- Help others. All the items above are focused on ourselves and I do believe they’re important first steps to take, because you want to ensure you’re in alignment with your true self so that you can bring your best self forward when focusing on others. But I will say, there’s truly nothing better than the feeling of helping someone else. This doesn’t mean you should quit your job and go work at a non-profit. It doesn’t even mean you have to do formal volunteering. You can help others with whom you interact on a daily basis. For instance, you can help your gardener have a better day by offering him a drink or a snack next time you see him; you can help someone on your team or a colleague by asking them how they’re doing health-wise and sharing some self-care tips; you can help your boss by telling them you believe in their vision and support them; you can help your spouse by doing a small task at home that’s normally their responsibility.

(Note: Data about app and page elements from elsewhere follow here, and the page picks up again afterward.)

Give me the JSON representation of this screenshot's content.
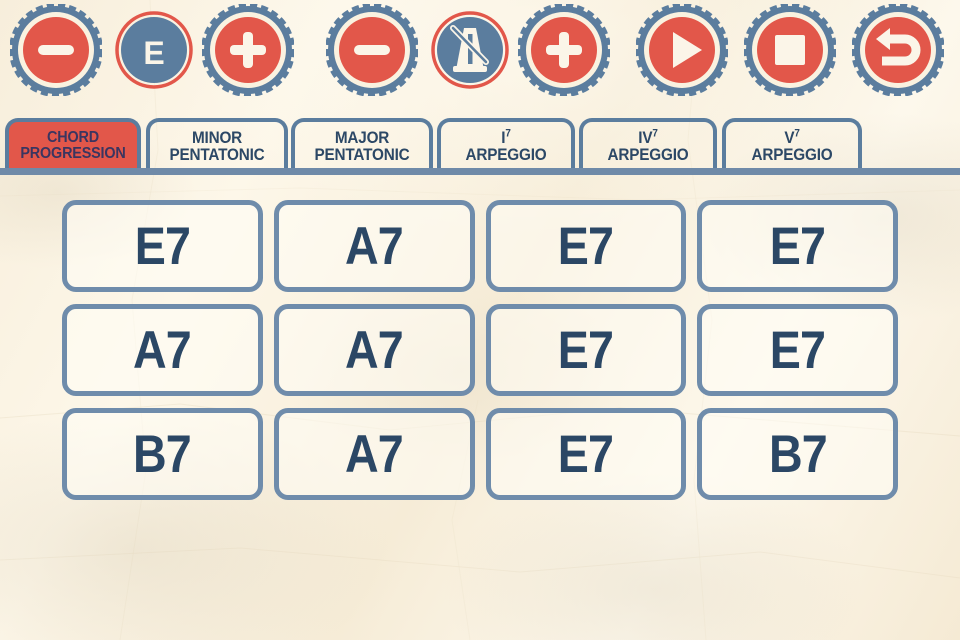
{
  "theme": {
    "red": "#e2574a",
    "blue": "#5b7d9e",
    "dark_blue_text": "#2b4765",
    "paper": "#faf2e0",
    "cell_border": "#6f8cab"
  },
  "toolbar": {
    "buttons": [
      {
        "name": "key-decrement-button",
        "icon": "minus-icon",
        "style": "red",
        "label": ""
      },
      {
        "name": "key-display-button",
        "icon": "letter-e",
        "style": "blue",
        "label": "E"
      },
      {
        "name": "key-increment-button",
        "icon": "plus-icon",
        "style": "red",
        "label": ""
      },
      {
        "name": "tempo-decrement-button",
        "icon": "minus-icon",
        "style": "red",
        "label": ""
      },
      {
        "name": "metronome-toggle-button",
        "icon": "metronome-muted-icon",
        "style": "blue",
        "label": ""
      },
      {
        "name": "tempo-increment-button",
        "icon": "plus-icon",
        "style": "red",
        "label": ""
      },
      {
        "name": "play-button",
        "icon": "play-icon",
        "style": "red",
        "label": ""
      },
      {
        "name": "stop-button",
        "icon": "stop-icon",
        "style": "red",
        "label": ""
      },
      {
        "name": "undo-button",
        "icon": "undo-arrow-icon",
        "style": "red",
        "label": ""
      }
    ],
    "key_value": "E"
  },
  "tabs": [
    {
      "line1": "CHORD",
      "line2": "PROGRESSION",
      "sup1": "",
      "active": true
    },
    {
      "line1": "MINOR",
      "line2": "PENTATONIC",
      "sup1": "",
      "active": false
    },
    {
      "line1": "MAJOR",
      "line2": "PENTATONIC",
      "sup1": "",
      "active": false
    },
    {
      "line1": "I",
      "line2": "ARPEGGIO",
      "sup1": "7",
      "active": false
    },
    {
      "line1": "IV",
      "line2": "ARPEGGIO",
      "sup1": "7",
      "active": false
    },
    {
      "line1": "V",
      "line2": "ARPEGGIO",
      "sup1": "7",
      "active": false
    }
  ],
  "chord_grid": {
    "rows": 3,
    "cols": 4,
    "cells": [
      "E7",
      "A7",
      "E7",
      "E7",
      "A7",
      "A7",
      "E7",
      "E7",
      "B7",
      "A7",
      "E7",
      "B7"
    ]
  }
}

If you can incorporate little acts of kindness into your everyday life, then you’ll truly be living a successful and fulfilling life.
How would our lives improve if we changed our definition of success?

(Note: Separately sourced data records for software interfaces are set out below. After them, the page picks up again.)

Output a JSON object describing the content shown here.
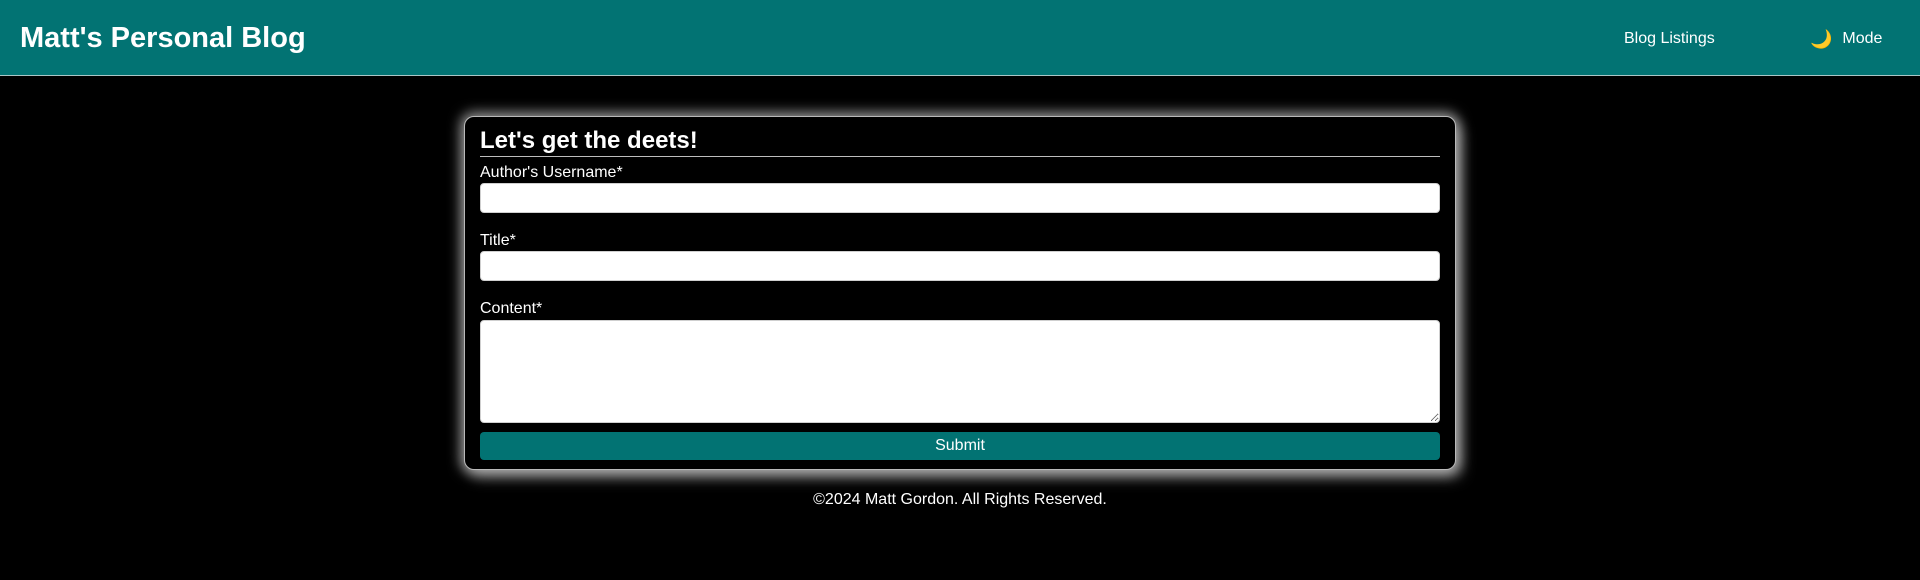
{
  "header": {
    "site_title": "Matt's Personal Blog",
    "nav_blog_listings": "Blog Listings",
    "mode_label": "Mode",
    "mode_icon": "moon-icon",
    "background_color": "#027373"
  },
  "form": {
    "title": "Let's get the deets!",
    "username_label": "Author's Username*",
    "username_value": "",
    "title_label": "Title*",
    "title_value": "",
    "content_label": "Content*",
    "content_value": "",
    "submit_label": "Submit",
    "accent_color": "#027373"
  },
  "footer": {
    "copyright": "©2024 Matt Gordon. All Rights Reserved."
  }
}
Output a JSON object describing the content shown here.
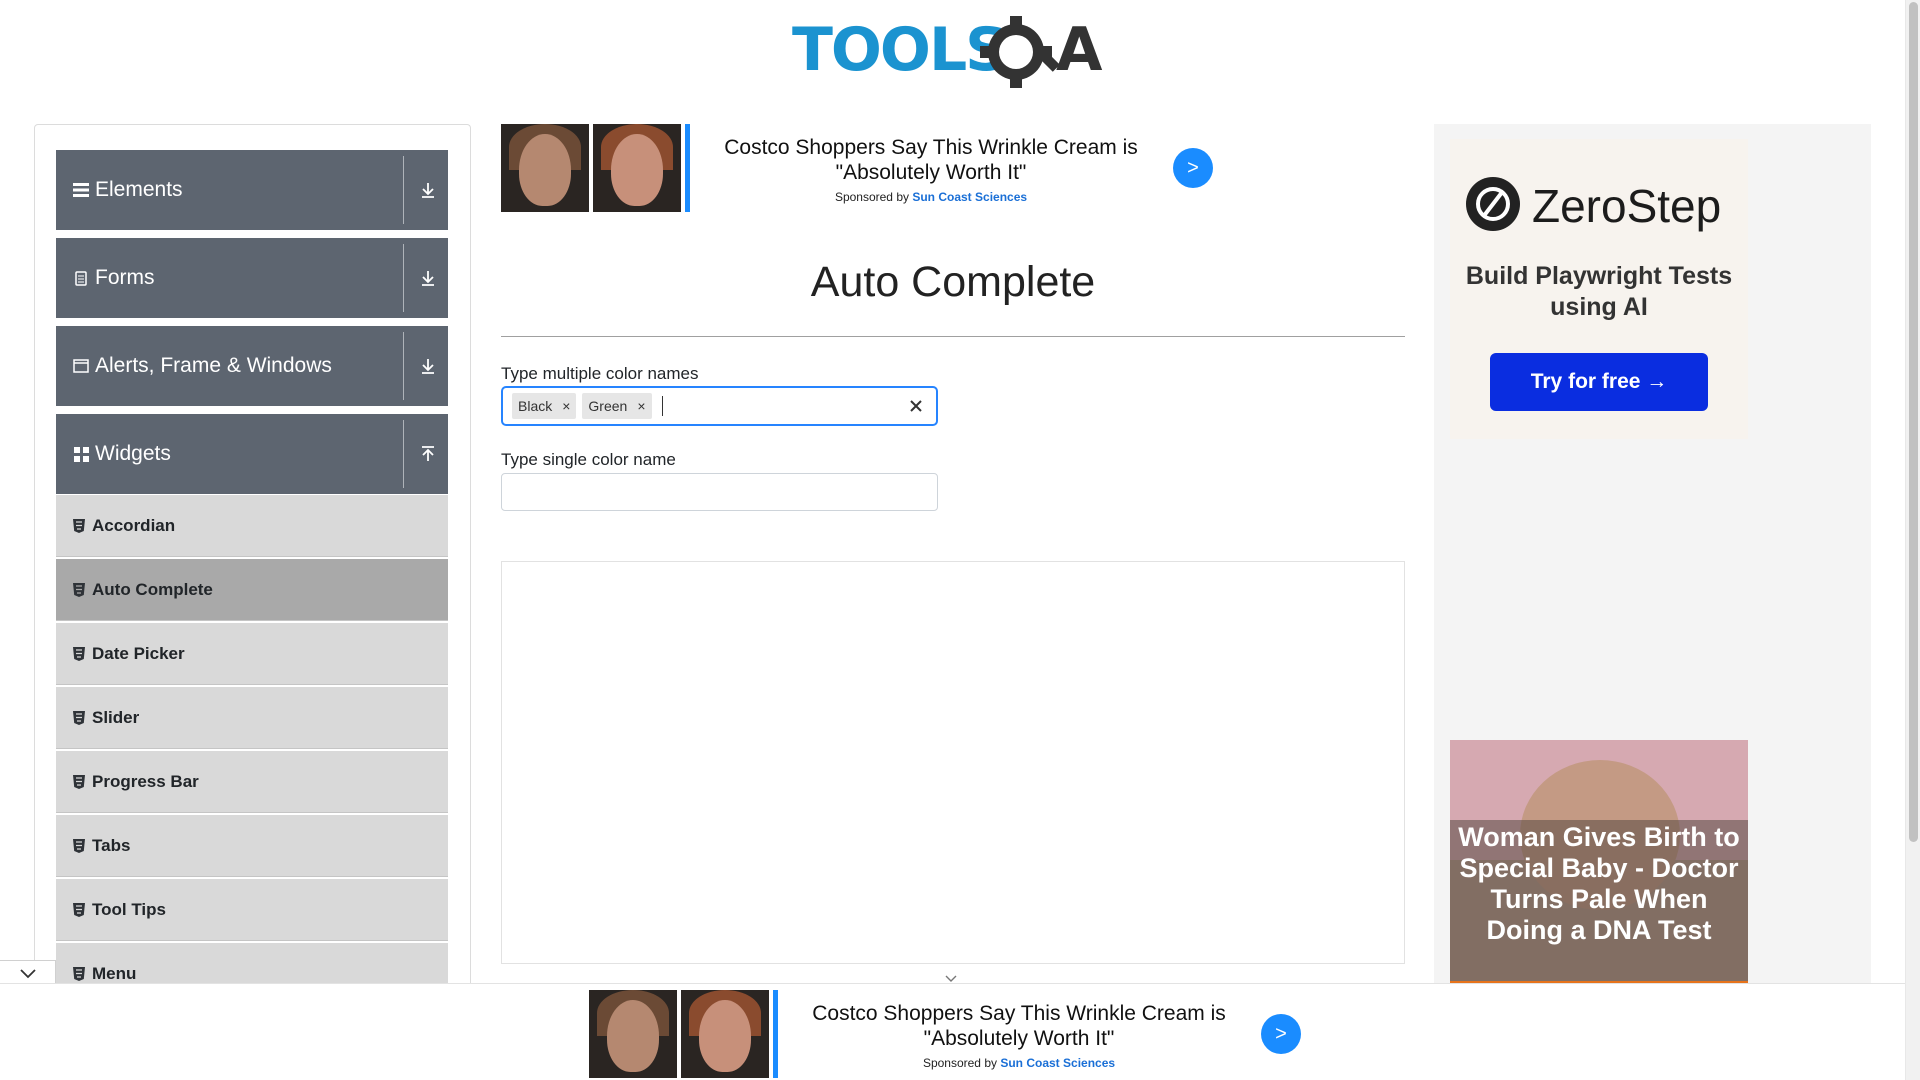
{
  "header": {
    "logo_text": "TOOLSQA"
  },
  "sidebar": {
    "groups": [
      {
        "label": "Elements",
        "icon": "hamburger-icon",
        "state": "collapsed"
      },
      {
        "label": "Forms",
        "icon": "form-icon",
        "state": "collapsed"
      },
      {
        "label": "Alerts, Frame & Windows",
        "icon": "window-icon",
        "state": "collapsed"
      },
      {
        "label": "Widgets",
        "icon": "grid-icon",
        "state": "expanded"
      }
    ],
    "items": [
      {
        "label": "Accordian"
      },
      {
        "label": "Auto Complete",
        "active": true
      },
      {
        "label": "Date Picker"
      },
      {
        "label": "Slider"
      },
      {
        "label": "Progress Bar"
      },
      {
        "label": "Tabs"
      },
      {
        "label": "Tool Tips"
      },
      {
        "label": "Menu"
      }
    ]
  },
  "ad_top": {
    "title": "Costco Shoppers Say This Wrinkle Cream is \"Absolutely Worth It\"",
    "sponsored_prefix": "Sponsored by",
    "sponsor": "Sun Coast Sciences",
    "go_label": ">"
  },
  "main": {
    "title": "Auto Complete",
    "multi_label": "Type multiple color names",
    "multi_chips": [
      "Black",
      "Green"
    ],
    "chip_remove": "×",
    "single_label": "Type single color name",
    "single_value": ""
  },
  "right_ads": {
    "zerostep_name": "ZeroStep",
    "zerostep_tagline": "Build Playwright Tests using AI",
    "zerostep_button": "Try for free →",
    "baby_headline": "Woman Gives Birth to Special Baby - Doctor Turns Pale When Doing a DNA Test"
  },
  "ad_bottom": {
    "title": "Costco Shoppers Say This Wrinkle Cream is \"Absolutely Worth It\"",
    "sponsored_prefix": "Sponsored by",
    "sponsor": "Sun Coast Sciences",
    "go_label": ">"
  },
  "colors": {
    "sidebar_header": "#5d6570",
    "sidebar_item": "#d9d9d9",
    "sidebar_item_active": "#a9a9a9",
    "focus_border": "#2684ff",
    "logo_blue": "#1b93d0",
    "logo_dark": "#333333"
  }
}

We would be bringing our best and most authentic selves to everything we do. I believe we’d be happier and more positive all around.

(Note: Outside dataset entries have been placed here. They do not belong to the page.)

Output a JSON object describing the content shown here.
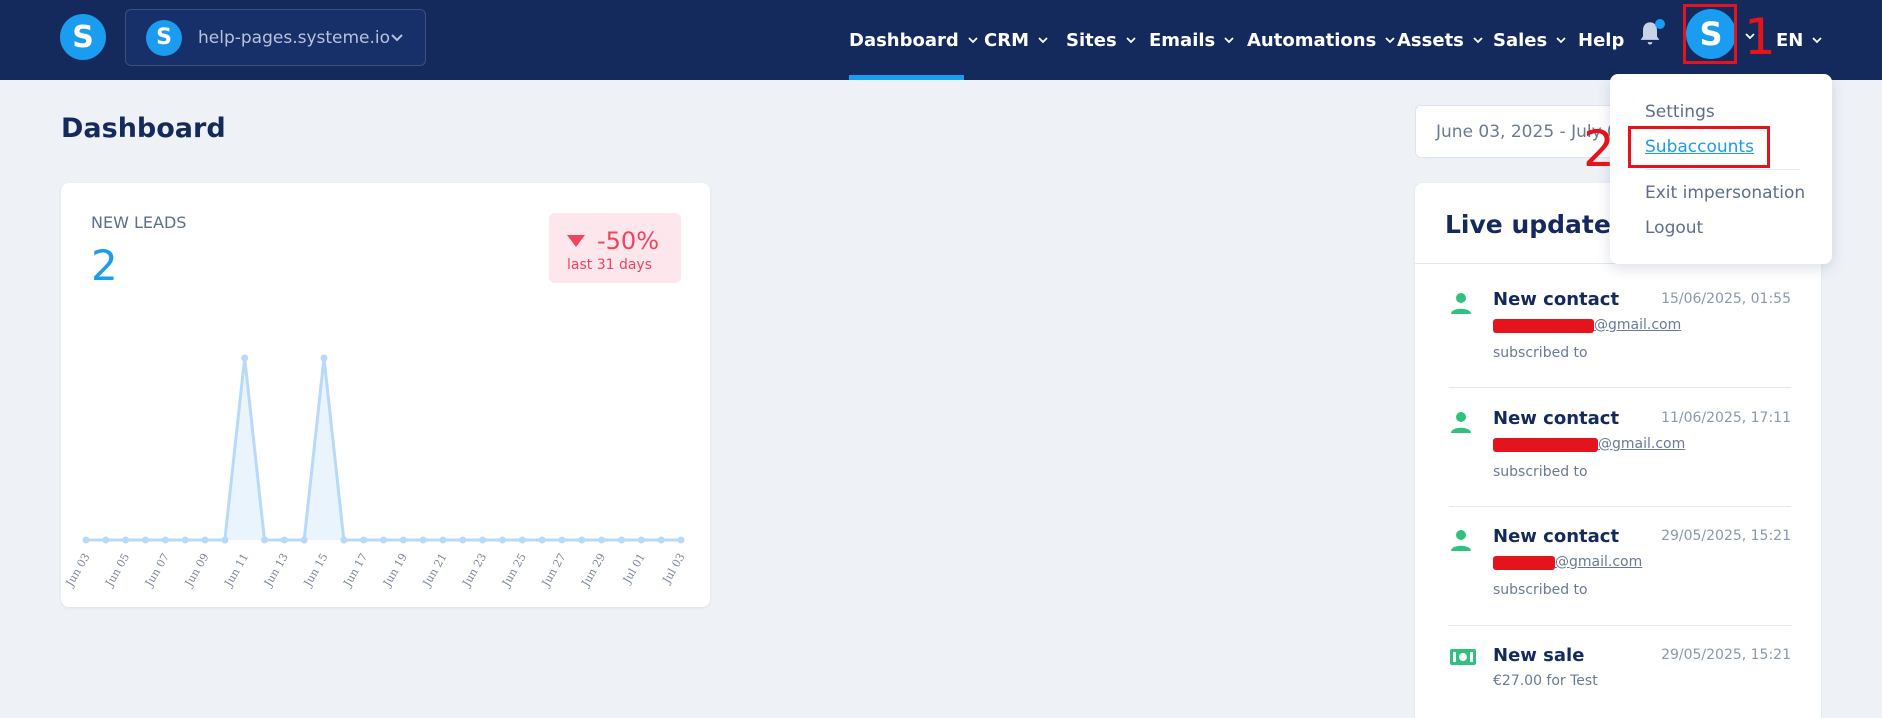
{
  "topbar": {
    "logo_letter": "S",
    "workspace": {
      "logo_letter": "S",
      "name": "help-pages.systeme.io"
    },
    "nav": [
      {
        "label": "Dashboard",
        "has_menu": true,
        "active": true
      },
      {
        "label": "CRM",
        "has_menu": true
      },
      {
        "label": "Sites",
        "has_menu": true
      },
      {
        "label": "Emails",
        "has_menu": true
      },
      {
        "label": "Automations",
        "has_menu": true
      },
      {
        "label": "Assets",
        "has_menu": true
      },
      {
        "label": "Sales",
        "has_menu": true
      },
      {
        "label": "Help",
        "has_menu": false
      }
    ],
    "avatar_letter": "S",
    "language": "EN",
    "notification_indicator": true
  },
  "annotations": {
    "step1": "1",
    "step2": "2",
    "color": "#e4141c"
  },
  "dashboard": {
    "title": "Dashboard",
    "date_range": "June 03, 2025 - July 0"
  },
  "leads": {
    "label": "NEW LEADS",
    "count": "2",
    "change": "-50%",
    "period": "last 31 days"
  },
  "chart_data": {
    "type": "area",
    "x": [
      "Jun 03",
      "Jun 04",
      "Jun 05",
      "Jun 06",
      "Jun 07",
      "Jun 08",
      "Jun 09",
      "Jun 10",
      "Jun 11",
      "Jun 12",
      "Jun 13",
      "Jun 14",
      "Jun 15",
      "Jun 16",
      "Jun 17",
      "Jun 18",
      "Jun 19",
      "Jun 20",
      "Jun 21",
      "Jun 22",
      "Jun 23",
      "Jun 24",
      "Jun 25",
      "Jun 26",
      "Jun 27",
      "Jun 28",
      "Jun 29",
      "Jun 30",
      "Jul 01",
      "Jul 02",
      "Jul 03"
    ],
    "tick_labels": [
      "Jun 03",
      "Jun 05",
      "Jun 07",
      "Jun 09",
      "Jun 11",
      "Jun 13",
      "Jun 15",
      "Jun 17",
      "Jun 19",
      "Jun 21",
      "Jun 23",
      "Jun 25",
      "Jun 27",
      "Jun 29",
      "Jul 01",
      "Jul 03"
    ],
    "series": [
      {
        "values": [
          0,
          0,
          0,
          0,
          0,
          0,
          0,
          0,
          1,
          0,
          0,
          0,
          1,
          0,
          0,
          0,
          0,
          0,
          0,
          0,
          0,
          0,
          0,
          0,
          0,
          0,
          0,
          0,
          0,
          0,
          0
        ]
      }
    ],
    "ylim": [
      0,
      1
    ],
    "grid": false,
    "color": "#b8d9f8",
    "fill": "#eaf4fd"
  },
  "live_updates": {
    "title": "Live updates",
    "items": [
      {
        "icon": "user",
        "title": "New contact",
        "time": "15/06/2025, 01:55",
        "email": "@gmail.com",
        "detail": "subscribed to"
      },
      {
        "icon": "user",
        "title": "New contact",
        "time": "11/06/2025, 17:11",
        "email": "@gmail.com",
        "detail": "subscribed to"
      },
      {
        "icon": "user",
        "title": "New contact",
        "time": "29/05/2025, 15:21",
        "email": "@gmail.com",
        "detail": "subscribed to"
      },
      {
        "icon": "money",
        "title": "New sale",
        "time": "29/05/2025, 15:21",
        "email": "",
        "detail": "€27.00 for Test"
      }
    ]
  },
  "dropdown": {
    "items": [
      {
        "label": "Settings",
        "active": false
      },
      {
        "label": "Subaccounts",
        "active": true
      },
      {
        "label": "Exit impersonation",
        "active": false
      },
      {
        "label": "Logout",
        "active": false
      }
    ]
  }
}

What’s the biggest obstacle that stands in the way of our redefined success? And what advice would you offer about overcoming those obstacles?
Our idea that other people’s perception is more important than our own lived experience. This is a big obstacle, but definitely can be overcome. Anytime you are assessing various areas of your life and asking yourself what needs to change, pay attention to your thoughts — did you think about what your colleagues might think, did you have a vision of your parents disapproving of your actions, did your spouse come to mind as not being supportive? Then ask yourself, how would you feel? Would you be proud of the action you want to take? We can get over the bad habit of thinking of others’ reactions first by creating a better habit of considering how we feel about something and whether we’d be proud or feel good about what we’re doing.
Where do you go to look for inspiration and information about how to redefine success?
I have a support system of friends, family and health practitioners. I’ve also found much motivation and inspiration through podcasts and books. The number one book I would recommend is Finding Your Own North Star by Martha Beck. Another one I really liked is Untamed by Glennon Doyle. Some podcasts I would recommend are Untangle, Hello Monday, the Good Life Project, and Happen to Your Career. There is so much content out there, that you’re bound to find something that encourages you to find what success means to you.
We are very blessed that some of the biggest names in Business, VC funding, Sports, and Entertainment read this column. Is there a person in the world, or in the US, with whom you would love to have a private breakfast or lunch, and why? He, she or they might just see this if we tag them.
I’d love to meet John Krasinski. I think his positive energy is so contagious. It seems like he’s a down-to-earth and loving person. I’m sure he’d have some excellent tips on living a successful life. My husband also thinks there’s no other actor that could play a better Jack Ryan!
How can our readers further follow your work online?
I’m on linked in. If anyone wants to connect with me, feel free to DM me.
Thank you for these fantastic insights. We greatly appreciate the time you spent on this. We wish you continued success and good health.